Problem to work on. A verbatim copy of every entry is required.

—————

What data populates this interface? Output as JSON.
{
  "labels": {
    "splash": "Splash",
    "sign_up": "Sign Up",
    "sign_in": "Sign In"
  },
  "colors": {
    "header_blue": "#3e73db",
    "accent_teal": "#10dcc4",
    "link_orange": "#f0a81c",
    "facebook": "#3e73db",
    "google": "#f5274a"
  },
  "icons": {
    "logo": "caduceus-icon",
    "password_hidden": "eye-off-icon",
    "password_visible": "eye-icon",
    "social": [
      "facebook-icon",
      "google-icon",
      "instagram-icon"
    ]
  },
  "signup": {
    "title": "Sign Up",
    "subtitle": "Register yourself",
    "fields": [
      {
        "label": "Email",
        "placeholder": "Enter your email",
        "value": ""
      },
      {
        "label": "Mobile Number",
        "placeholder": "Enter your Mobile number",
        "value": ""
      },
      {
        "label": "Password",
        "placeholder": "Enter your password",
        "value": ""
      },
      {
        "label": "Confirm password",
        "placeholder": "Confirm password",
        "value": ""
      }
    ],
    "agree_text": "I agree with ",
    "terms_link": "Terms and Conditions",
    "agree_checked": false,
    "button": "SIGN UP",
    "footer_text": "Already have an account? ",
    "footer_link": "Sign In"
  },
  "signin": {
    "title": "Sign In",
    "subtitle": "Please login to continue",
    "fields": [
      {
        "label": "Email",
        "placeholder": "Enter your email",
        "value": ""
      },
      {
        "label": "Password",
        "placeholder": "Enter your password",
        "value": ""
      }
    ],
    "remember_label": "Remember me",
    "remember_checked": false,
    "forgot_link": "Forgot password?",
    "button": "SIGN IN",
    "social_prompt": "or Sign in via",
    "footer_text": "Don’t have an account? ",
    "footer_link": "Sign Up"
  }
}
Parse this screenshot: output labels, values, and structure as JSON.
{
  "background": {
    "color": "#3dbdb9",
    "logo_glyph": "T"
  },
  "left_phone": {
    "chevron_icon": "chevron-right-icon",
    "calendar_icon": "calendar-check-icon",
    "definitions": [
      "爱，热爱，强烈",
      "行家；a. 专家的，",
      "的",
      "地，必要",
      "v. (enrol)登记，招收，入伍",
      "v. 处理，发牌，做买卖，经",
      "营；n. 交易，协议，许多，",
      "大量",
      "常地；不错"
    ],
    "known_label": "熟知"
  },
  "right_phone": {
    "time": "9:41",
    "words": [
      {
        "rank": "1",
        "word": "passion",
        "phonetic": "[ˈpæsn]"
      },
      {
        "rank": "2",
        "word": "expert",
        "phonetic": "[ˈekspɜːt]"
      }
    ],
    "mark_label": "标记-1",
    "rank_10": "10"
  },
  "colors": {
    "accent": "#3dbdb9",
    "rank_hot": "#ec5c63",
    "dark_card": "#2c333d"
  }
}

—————

Answer space.
What data populates this interface? Output as JSON.
{
  "labels": {
    "splash": "Splash",
    "sign_up": "Sign Up",
    "sign_in": "Sign In"
  },
  "colors": {
    "header_blue": "#3e73db",
    "accent_teal": "#10dcc4",
    "link_orange": "#f0a81c",
    "facebook": "#3e73db",
    "google": "#f5274a"
  },
  "icons": {
    "logo": "caduceus-icon",
    "password_hidden": "eye-off-icon",
    "password_visible": "eye-icon",
    "social": [
      "facebook-icon",
      "google-icon",
      "instagram-icon"
    ]
  },
  "signup": {
    "title": "Sign Up",
    "subtitle": "Register yourself",
    "fields": [
      {
        "label": "Email",
        "placeholder": "Enter your email",
        "value": ""
      },
      {
        "label": "Mobile Number",
        "placeholder": "Enter your Mobile number",
        "value": ""
      },
      {
        "label": "Password",
        "placeholder": "Enter your password",
        "value": ""
      },
      {
        "label": "Confirm password",
        "placeholder": "Confirm password",
        "value": ""
      }
    ],
    "agree_text": "I agree with ",
    "terms_link": "Terms and Conditions",
    "agree_checked": false,
    "button": "SIGN UP",
    "footer_text": "Already have an account? ",
    "footer_link": "Sign In"
  },
  "signin": {
    "title": "Sign In",
    "subtitle": "Please login to continue",
    "fields": [
      {
        "label": "Email",
        "placeholder": "Enter your email",
        "value": ""
      },
      {
        "label": "Password",
        "placeholder": "Enter your password",
        "value": ""
      }
    ],
    "remember_label": "Remember me",
    "remember_checked": false,
    "forgot_link": "Forgot password?",
    "button": "SIGN IN",
    "social_prompt": "or Sign in via",
    "footer_text": "Don’t have an account? ",
    "footer_link": "Sign Up"
  }
}
Parse this screenshot: output labels, values, and structure as JSON.
{
  "background": {
    "color": "#3dbdb9",
    "logo_glyph": "T"
  },
  "left_phone": {
    "chevron_icon": "chevron-right-icon",
    "calendar_icon": "calendar-check-icon",
    "definitions": [
      "爱，热爱，强烈",
      "行家；a. 专家的，",
      "的",
      "地，必要",
      "v. (enrol)登记，招收，入伍",
      "v. 处理，发牌，做买卖，经",
      "营；n. 交易，协议，许多，",
      "大量",
      "常地；不错"
    ],
    "known_label": "熟知"
  },
  "right_phone": {
    "time": "9:41",
    "words": [
      {
        "rank": "1",
        "word": "passion",
        "phonetic": "[ˈpæsn]"
      },
      {
        "rank": "2",
        "word": "expert",
        "phonetic": "[ˈekspɜːt]"
      }
    ],
    "mark_label": "标记-1",
    "rank_10": "10"
  },
  "colors": {
    "accent": "#3dbdb9",
    "rank_hot": "#ec5c63",
    "dark_card": "#2c333d"
  }
}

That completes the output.